When I was 15 years old, dad bought a 14’ Mirrocraft Deep Fisherman with a 25 hp Evinrude. It was like I had died and gone to heaven!! Dad and mom had just built a new house, but even with all they had going on, dad was never too busy to take me fishing. Every trip I learned more about fishing and life in general. At that time in my life, I am sure I thought it was all about the fishing, but now I know better. It was a little about fishing and a lot about spending time with dad.
In high school I had a lot of friends, but none like dad. Our common bond was fishing and no other activity would trump that.
I left home to get married in 1982 at the age of 21. In 1986 we had our first child, a daughter named Holly, and then in 1988 we had our son, Jordan. During my own course of raising a family, working and trying to find time to fit in all of life’s duties, time spent fishing with dad, let alone visiting other than holidays became scarce. That lost time is something I regret, but I had to do the things for my new family that dad and mom did for me. What you get out of something, is inversely proportionate to what effort you put into it – I am blessed with a wonderful family!
So, all that being said, flash forward to January of this year when dad started to fail. This is where my sad memory comes in. He started to lose his footing and fall. His memory was going, and I mean quickly. By April, the early diagnosis of Alzheimer’s was replaced with metabolic dementia. That is a condition caused by organs shutting down and having too many toxins in the system from a lack of filtration. Even when he had forgotten so many things and could not find the words to say seemingly simple sentences, his eyes lit up when I would visit and he would always ask “how is the fishing?” or “do you have any tournaments this week?”
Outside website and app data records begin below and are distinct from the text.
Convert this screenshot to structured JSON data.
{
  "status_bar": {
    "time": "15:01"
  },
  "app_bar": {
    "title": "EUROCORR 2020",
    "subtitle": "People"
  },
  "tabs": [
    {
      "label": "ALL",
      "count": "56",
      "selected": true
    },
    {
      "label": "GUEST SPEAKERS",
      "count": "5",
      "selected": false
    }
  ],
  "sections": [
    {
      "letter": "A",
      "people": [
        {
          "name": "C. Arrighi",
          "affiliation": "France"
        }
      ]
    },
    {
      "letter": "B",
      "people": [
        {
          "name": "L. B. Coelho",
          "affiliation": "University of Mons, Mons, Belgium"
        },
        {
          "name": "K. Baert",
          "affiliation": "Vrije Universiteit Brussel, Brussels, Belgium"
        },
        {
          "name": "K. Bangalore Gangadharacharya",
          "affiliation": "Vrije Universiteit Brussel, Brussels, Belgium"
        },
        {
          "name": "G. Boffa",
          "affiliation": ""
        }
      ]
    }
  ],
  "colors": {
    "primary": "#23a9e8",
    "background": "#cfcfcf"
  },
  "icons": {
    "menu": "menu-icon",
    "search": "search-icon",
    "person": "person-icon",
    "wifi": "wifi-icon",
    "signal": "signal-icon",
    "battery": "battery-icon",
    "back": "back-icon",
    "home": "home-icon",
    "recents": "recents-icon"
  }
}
Days and nights got pretty messed up too. The last week in June, as I sat in the recliner next to his hospital bed, he was making casting and reeling motions all night long. He was wide awake until 6 am when he finally fell asleep. I’d like to believe he was in a happy place that night into early morning.
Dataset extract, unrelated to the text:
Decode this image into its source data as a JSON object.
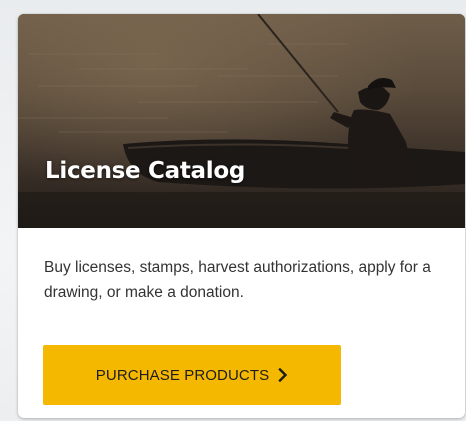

Friday, July 1st, mom called me in the morning and said dad was failing fast. I gathered up some clothes and made the 3 hour trip to their house in Central Wisconsin. When I arrived at the house I went into dad’s room – he recognized me, smiled and said “what the hell are you doing here?” He was unable to eat or drink and it was just a matter of time. Not once did he complain throughout his brief illness, but Saturday morning I asked him how he was doing and he just shook his head. He had a moment of clarity and knew what was happening.
Saturday evening dad kissed mom goodnight and the as weak as he was, he pulled her tight. It was his goodbye to her. Sunday night, July 3rd at 11:54pm he squeezed my hand and breathed his last breath – he was 85 years old. He died a beautiful death with me, my mom and sister in the room. He knew we were there and I am so thankful I was holding his hand when he passed.
I hope in the end, that I am half the father, friend and mentor that my dad was. All along I thought we were just fishing, but that couldn’t be farther from the truth. Fishing was a vehicle that carried life’s lessons and afforded dad the time to brand those lessons in my soul.
Thanks dad – I love you!!